**DATA SUPPLIED**
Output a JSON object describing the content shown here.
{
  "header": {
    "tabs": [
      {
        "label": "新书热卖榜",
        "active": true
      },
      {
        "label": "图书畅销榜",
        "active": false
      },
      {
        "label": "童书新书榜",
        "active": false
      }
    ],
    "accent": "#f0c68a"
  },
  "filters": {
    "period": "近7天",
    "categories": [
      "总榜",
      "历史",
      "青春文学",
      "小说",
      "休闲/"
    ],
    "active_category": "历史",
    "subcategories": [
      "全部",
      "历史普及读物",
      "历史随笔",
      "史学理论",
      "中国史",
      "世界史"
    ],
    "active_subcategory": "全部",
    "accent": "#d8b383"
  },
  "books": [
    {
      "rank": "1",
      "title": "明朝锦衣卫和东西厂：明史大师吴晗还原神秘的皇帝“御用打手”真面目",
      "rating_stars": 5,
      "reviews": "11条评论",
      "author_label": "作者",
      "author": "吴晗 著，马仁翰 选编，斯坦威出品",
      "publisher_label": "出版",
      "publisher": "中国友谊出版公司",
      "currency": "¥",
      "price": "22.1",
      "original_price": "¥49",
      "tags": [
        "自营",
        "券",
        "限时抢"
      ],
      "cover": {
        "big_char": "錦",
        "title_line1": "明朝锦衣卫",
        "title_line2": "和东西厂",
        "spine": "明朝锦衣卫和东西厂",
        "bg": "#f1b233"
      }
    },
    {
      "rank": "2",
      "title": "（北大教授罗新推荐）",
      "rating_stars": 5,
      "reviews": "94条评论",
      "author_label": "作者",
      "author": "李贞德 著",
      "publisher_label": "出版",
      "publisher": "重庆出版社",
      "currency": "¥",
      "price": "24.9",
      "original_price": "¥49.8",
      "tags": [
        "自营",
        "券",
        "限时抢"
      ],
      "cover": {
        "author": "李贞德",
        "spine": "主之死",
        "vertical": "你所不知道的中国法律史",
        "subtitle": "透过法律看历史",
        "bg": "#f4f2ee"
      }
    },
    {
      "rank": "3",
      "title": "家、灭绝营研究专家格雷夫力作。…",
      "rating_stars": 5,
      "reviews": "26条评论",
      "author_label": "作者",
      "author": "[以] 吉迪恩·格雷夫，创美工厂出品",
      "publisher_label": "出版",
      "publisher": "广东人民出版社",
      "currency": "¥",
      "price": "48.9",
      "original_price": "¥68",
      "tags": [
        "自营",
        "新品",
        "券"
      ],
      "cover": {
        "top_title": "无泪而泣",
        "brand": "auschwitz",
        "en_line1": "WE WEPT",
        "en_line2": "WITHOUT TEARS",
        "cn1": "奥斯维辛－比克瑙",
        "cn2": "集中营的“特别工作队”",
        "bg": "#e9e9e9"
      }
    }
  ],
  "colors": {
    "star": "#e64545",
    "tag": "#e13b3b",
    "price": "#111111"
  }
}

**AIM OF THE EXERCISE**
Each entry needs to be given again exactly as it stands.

**EXPECTED ANSWER**
Output a JSON object describing the content shown here.
{
  "header": {
    "tabs": [
      {
        "label": "新书热卖榜",
        "active": true
      },
      {
        "label": "图书畅销榜",
        "active": false
      },
      {
        "label": "童书新书榜",
        "active": false
      }
    ],
    "accent": "#f0c68a"
  },
  "filters": {
    "period": "近7天",
    "categories": [
      "总榜",
      "历史",
      "青春文学",
      "小说",
      "休闲/"
    ],
    "active_category": "历史",
    "subcategories": [
      "全部",
      "历史普及读物",
      "历史随笔",
      "史学理论",
      "中国史",
      "世界史"
    ],
    "active_subcategory": "全部",
    "accent": "#d8b383"
  },
  "books": [
    {
      "rank": "1",
      "title": "明朝锦衣卫和东西厂：明史大师吴晗还原神秘的皇帝“御用打手”真面目",
      "rating_stars": 5,
      "reviews": "11条评论",
      "author_label": "作者",
      "author": "吴晗 著，马仁翰 选编，斯坦威出品",
      "publisher_label": "出版",
      "publisher": "中国友谊出版公司",
      "currency": "¥",
      "price": "22.1",
      "original_price": "¥49",
      "tags": [
        "自营",
        "券",
        "限时抢"
      ],
      "cover": {
        "big_char": "錦",
        "title_line1": "明朝锦衣卫",
        "title_line2": "和东西厂",
        "spine": "明朝锦衣卫和东西厂",
        "bg": "#f1b233"
      }
    },
    {
      "rank": "2",
      "title": "（北大教授罗新推荐）",
      "rating_stars": 5,
      "reviews": "94条评论",
      "author_label": "作者",
      "author": "李贞德 著",
      "publisher_label": "出版",
      "publisher": "重庆出版社",
      "currency": "¥",
      "price": "24.9",
      "original_price": "¥49.8",
      "tags": [
        "自营",
        "券",
        "限时抢"
      ],
      "cover": {
        "author": "李贞德",
        "spine": "主之死",
        "vertical": "你所不知道的中国法律史",
        "subtitle": "透过法律看历史",
        "bg": "#f4f2ee"
      }
    },
    {
      "rank": "3",
      "title": "家、灭绝营研究专家格雷夫力作。…",
      "rating_stars": 5,
      "reviews": "26条评论",
      "author_label": "作者",
      "author": "[以] 吉迪恩·格雷夫，创美工厂出品",
      "publisher_label": "出版",
      "publisher": "广东人民出版社",
      "currency": "¥",
      "price": "48.9",
      "original_price": "¥68",
      "tags": [
        "自营",
        "新品",
        "券"
      ],
      "cover": {
        "top_title": "无泪而泣",
        "brand": "auschwitz",
        "en_line1": "WE WEPT",
        "en_line2": "WITHOUT TEARS",
        "cn1": "奥斯维辛－比克瑙",
        "cn2": "集中营的“特别工作队”",
        "bg": "#e9e9e9"
      }
    }
  ],
  "colors": {
    "star": "#e64545",
    "tag": "#e13b3b",
    "price": "#111111"
  }
}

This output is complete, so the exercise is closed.